─── The input ───

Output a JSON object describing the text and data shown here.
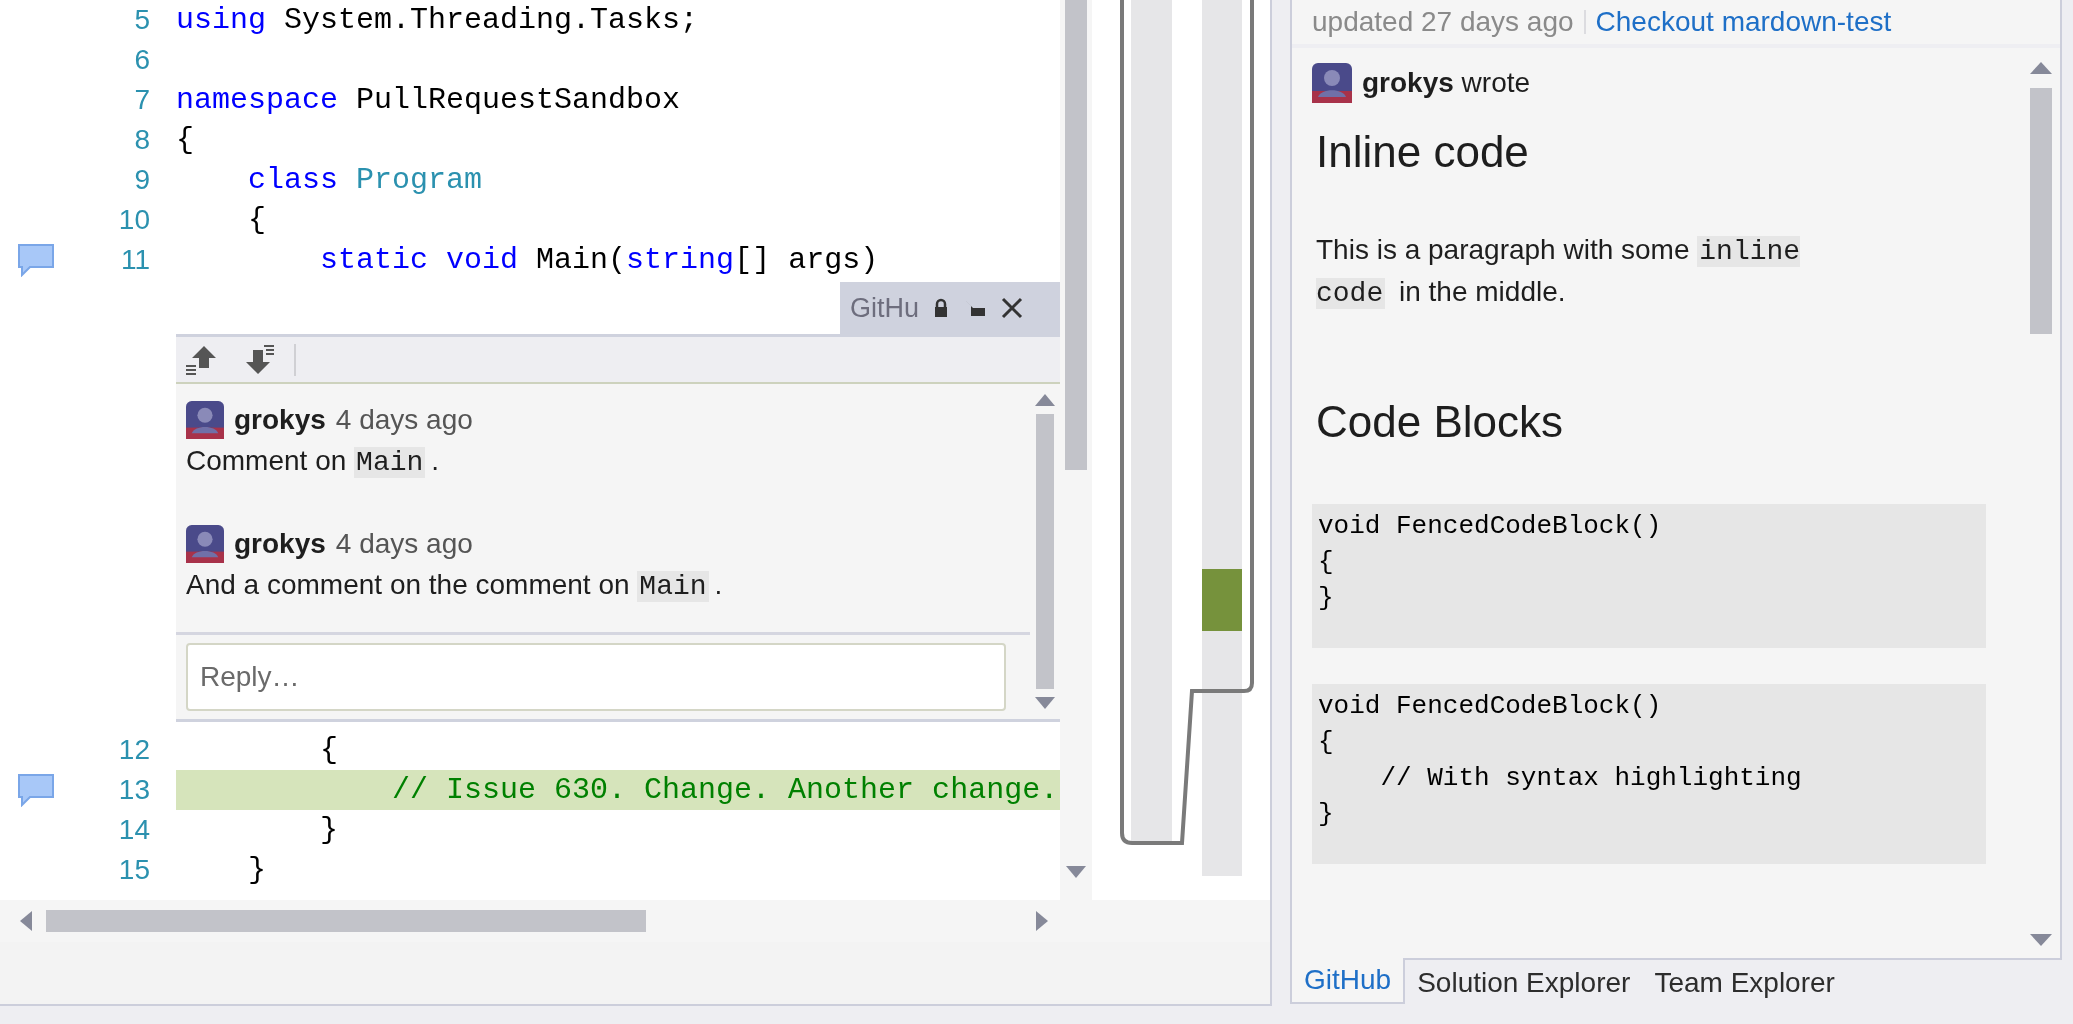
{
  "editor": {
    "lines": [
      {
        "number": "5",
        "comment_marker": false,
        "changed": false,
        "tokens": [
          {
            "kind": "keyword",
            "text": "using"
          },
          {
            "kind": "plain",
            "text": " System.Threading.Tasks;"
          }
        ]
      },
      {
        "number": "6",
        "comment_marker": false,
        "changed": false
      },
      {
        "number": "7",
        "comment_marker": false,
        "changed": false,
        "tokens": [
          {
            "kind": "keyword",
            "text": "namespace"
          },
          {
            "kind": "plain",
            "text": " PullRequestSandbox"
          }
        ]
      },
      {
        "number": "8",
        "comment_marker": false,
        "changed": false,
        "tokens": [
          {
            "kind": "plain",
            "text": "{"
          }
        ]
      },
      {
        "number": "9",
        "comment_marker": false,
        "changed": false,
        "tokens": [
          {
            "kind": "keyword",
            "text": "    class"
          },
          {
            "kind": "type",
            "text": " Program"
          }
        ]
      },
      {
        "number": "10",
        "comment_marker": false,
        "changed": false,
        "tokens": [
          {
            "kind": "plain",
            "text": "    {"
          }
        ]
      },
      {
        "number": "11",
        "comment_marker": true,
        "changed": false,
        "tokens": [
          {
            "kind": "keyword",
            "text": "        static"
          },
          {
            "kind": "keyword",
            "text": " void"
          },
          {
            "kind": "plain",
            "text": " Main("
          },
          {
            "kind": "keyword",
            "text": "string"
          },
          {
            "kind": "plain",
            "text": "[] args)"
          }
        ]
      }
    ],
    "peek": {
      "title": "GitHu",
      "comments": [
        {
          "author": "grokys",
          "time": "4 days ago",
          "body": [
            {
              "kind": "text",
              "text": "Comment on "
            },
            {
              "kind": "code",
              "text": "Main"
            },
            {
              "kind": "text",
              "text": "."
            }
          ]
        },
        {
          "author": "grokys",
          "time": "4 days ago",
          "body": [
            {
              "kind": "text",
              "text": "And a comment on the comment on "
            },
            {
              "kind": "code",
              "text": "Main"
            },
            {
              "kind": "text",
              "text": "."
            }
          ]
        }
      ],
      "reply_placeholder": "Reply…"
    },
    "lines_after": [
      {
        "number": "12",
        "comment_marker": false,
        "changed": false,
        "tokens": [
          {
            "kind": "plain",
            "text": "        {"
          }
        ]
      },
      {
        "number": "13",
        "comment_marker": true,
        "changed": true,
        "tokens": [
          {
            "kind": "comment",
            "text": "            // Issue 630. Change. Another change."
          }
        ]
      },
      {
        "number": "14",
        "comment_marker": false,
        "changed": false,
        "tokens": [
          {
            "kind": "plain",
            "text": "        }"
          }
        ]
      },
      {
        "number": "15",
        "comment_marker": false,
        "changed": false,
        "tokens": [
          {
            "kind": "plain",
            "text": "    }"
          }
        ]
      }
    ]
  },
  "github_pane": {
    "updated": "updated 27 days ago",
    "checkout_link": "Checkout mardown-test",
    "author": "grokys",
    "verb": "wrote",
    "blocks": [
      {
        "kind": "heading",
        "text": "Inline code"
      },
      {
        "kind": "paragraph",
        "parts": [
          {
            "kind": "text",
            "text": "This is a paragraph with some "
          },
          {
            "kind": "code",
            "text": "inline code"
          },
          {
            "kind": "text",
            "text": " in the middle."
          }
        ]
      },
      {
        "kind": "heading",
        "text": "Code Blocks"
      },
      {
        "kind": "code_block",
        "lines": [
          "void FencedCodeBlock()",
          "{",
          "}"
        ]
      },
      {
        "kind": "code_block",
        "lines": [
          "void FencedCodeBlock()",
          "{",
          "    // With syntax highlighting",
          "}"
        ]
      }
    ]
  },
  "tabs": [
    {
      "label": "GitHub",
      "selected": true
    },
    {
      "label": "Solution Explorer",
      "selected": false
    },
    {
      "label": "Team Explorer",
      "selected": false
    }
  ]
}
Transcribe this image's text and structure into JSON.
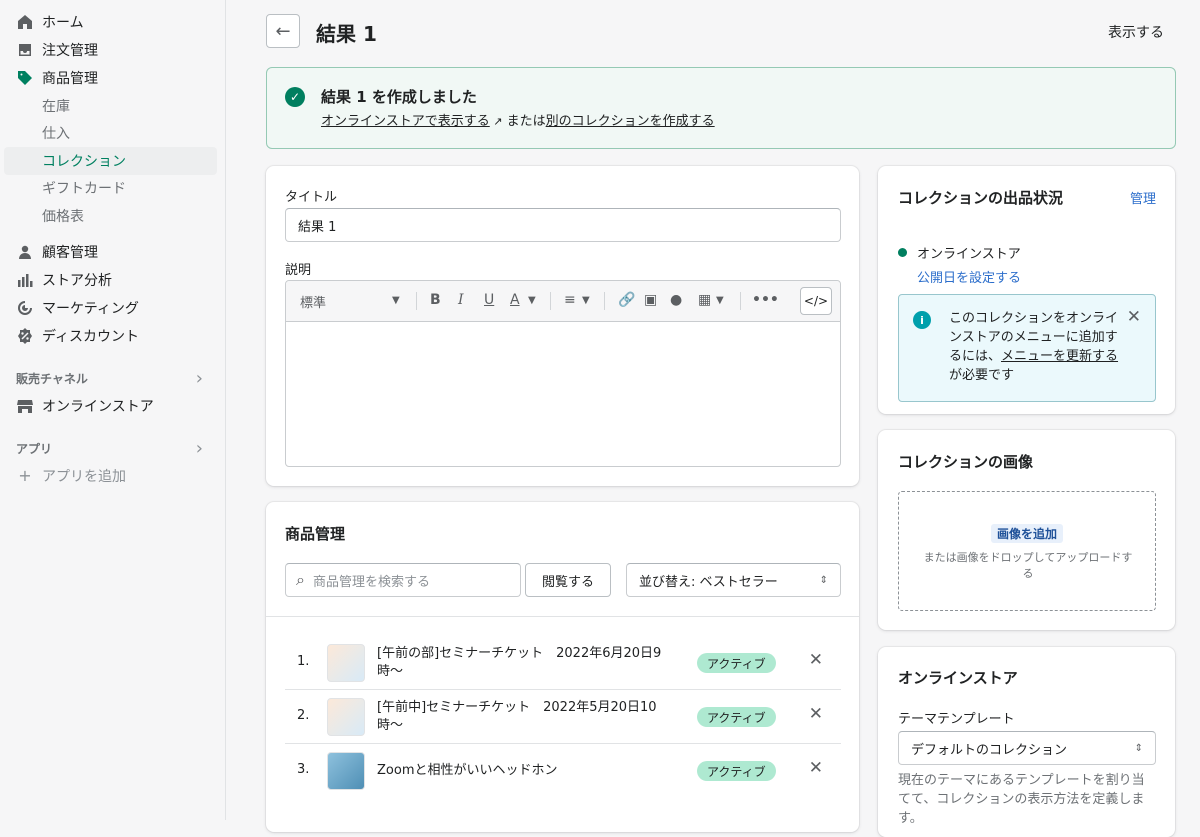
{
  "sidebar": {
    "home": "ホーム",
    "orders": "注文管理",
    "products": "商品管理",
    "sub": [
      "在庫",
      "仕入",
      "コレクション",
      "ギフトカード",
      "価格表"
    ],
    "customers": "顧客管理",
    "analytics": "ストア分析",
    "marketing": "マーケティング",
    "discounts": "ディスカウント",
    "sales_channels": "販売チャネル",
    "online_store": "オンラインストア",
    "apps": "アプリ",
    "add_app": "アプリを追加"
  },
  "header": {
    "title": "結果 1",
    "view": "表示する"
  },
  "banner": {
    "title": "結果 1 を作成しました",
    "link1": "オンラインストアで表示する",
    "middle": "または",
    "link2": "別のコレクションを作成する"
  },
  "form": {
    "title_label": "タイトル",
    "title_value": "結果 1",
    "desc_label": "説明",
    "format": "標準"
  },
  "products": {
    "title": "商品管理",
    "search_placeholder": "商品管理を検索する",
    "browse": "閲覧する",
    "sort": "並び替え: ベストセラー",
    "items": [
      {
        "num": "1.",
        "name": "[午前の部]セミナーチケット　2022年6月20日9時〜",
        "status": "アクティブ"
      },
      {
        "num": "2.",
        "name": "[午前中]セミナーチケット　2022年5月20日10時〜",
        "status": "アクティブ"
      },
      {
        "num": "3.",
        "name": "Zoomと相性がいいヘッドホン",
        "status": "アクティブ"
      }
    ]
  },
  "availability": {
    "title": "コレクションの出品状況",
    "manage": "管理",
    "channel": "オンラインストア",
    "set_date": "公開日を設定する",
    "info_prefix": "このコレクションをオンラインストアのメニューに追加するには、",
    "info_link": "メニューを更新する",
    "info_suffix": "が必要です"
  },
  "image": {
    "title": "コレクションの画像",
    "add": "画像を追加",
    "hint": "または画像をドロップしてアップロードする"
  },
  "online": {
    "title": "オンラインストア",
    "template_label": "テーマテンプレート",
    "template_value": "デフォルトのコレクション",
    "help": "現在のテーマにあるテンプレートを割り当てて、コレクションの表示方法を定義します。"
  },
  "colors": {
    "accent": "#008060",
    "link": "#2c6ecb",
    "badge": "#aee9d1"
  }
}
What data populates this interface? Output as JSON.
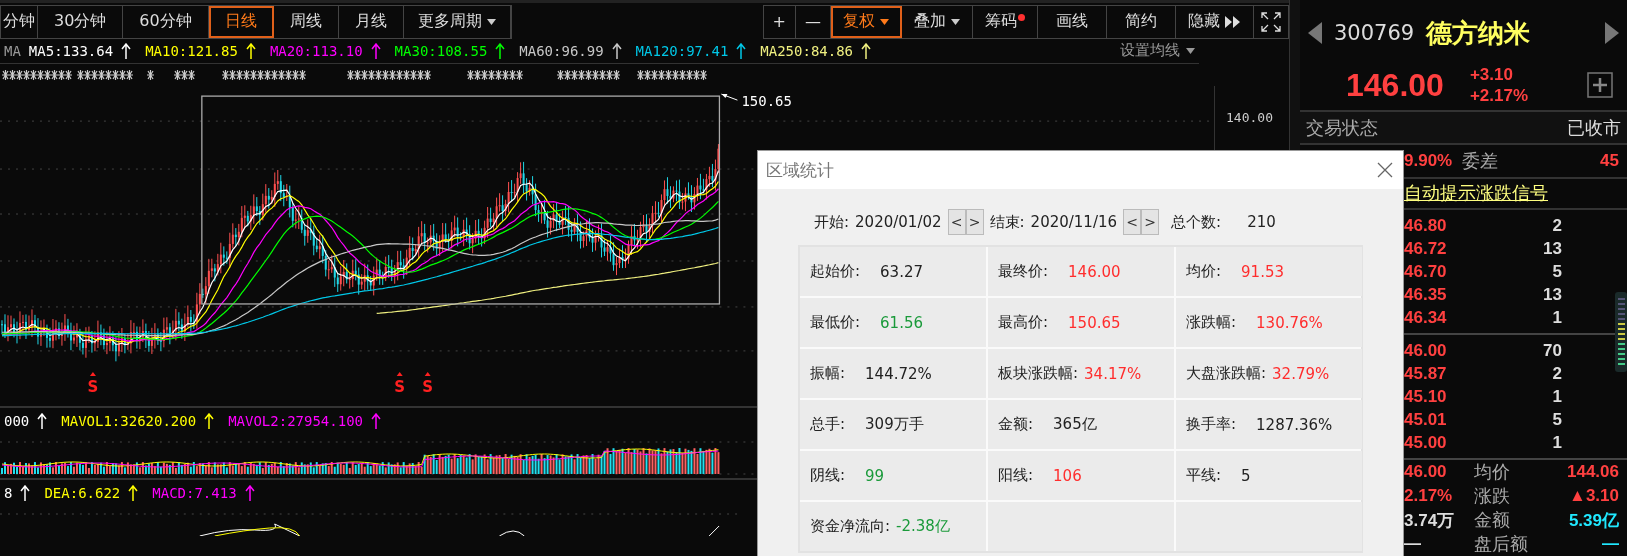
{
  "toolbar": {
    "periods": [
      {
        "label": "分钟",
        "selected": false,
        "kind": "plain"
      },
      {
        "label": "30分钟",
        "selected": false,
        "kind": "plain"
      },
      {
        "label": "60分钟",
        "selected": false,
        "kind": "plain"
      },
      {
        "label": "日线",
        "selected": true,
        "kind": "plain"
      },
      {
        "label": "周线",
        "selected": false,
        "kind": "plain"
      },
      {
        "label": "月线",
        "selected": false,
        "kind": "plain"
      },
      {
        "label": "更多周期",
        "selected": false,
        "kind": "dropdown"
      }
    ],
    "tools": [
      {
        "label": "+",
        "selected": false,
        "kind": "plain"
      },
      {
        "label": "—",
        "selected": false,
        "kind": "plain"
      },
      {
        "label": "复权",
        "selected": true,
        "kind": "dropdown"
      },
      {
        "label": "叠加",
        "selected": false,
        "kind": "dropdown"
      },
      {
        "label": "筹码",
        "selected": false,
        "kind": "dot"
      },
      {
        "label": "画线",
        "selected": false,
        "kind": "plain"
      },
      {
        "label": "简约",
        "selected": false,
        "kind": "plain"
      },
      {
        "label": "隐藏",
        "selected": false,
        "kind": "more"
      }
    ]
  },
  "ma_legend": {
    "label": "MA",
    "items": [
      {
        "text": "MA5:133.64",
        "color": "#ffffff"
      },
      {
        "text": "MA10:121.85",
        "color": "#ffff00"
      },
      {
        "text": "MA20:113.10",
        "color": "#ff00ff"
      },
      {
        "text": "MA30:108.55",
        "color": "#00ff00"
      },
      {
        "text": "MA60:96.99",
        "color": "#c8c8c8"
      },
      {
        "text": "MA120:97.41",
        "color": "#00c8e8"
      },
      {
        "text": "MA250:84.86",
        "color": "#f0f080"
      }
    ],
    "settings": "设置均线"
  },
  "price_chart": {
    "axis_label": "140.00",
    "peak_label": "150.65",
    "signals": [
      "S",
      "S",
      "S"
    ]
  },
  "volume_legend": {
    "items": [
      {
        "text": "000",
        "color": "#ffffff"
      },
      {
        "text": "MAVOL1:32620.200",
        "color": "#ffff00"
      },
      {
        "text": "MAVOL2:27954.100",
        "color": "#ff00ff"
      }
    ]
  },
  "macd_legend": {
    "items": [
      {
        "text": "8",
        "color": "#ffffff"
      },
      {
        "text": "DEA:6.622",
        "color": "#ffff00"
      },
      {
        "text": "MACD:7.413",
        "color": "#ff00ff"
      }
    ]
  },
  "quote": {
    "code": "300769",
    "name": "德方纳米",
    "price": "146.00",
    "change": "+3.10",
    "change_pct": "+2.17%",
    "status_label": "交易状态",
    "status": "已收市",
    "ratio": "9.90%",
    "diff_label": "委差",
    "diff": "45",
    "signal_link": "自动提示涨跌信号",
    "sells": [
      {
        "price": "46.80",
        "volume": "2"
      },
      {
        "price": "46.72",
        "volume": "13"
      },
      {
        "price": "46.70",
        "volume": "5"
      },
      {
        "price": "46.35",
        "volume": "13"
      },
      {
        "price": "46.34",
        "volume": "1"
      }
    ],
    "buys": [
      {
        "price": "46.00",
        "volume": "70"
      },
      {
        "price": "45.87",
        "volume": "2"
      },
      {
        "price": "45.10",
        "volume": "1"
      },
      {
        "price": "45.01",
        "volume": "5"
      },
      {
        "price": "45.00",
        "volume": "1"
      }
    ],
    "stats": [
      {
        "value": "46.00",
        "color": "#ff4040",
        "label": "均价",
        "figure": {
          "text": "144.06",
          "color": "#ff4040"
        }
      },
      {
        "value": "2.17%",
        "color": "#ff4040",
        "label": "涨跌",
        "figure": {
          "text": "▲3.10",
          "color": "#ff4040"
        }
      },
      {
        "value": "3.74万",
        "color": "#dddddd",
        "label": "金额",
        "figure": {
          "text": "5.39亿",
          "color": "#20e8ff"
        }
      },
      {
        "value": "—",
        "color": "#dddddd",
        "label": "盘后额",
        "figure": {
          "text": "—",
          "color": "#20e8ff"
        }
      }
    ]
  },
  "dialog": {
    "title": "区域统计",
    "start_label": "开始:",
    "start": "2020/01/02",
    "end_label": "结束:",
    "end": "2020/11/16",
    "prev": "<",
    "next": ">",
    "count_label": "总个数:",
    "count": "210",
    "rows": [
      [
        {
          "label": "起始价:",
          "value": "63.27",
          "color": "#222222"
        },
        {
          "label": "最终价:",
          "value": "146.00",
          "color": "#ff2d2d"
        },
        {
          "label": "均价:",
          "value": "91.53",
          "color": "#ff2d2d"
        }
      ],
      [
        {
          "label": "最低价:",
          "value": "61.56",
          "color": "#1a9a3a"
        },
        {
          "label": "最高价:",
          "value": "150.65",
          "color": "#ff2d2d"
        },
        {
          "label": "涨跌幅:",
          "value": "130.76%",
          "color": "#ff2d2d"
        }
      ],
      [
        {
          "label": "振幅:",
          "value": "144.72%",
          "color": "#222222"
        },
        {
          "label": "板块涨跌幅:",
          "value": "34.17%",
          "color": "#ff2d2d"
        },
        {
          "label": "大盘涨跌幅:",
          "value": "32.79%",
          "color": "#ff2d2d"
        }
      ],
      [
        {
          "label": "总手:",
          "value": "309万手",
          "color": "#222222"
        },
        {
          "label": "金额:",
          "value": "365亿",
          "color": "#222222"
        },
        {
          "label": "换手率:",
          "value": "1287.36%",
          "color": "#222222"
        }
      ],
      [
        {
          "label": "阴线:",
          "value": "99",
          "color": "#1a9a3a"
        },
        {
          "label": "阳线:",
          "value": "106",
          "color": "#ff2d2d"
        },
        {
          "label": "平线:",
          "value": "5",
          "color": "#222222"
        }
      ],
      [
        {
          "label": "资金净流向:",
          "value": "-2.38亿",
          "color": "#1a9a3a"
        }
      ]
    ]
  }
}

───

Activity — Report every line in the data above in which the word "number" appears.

Answer to the exercise —
        "number": "5",
        "number": "6",
        "number": "7",
        "number": "8",
        "number": "9",
        "number": "10",
        "number": "11",
        "number": "12",
        "number": "13",
        "number": "14",
        "number": "15",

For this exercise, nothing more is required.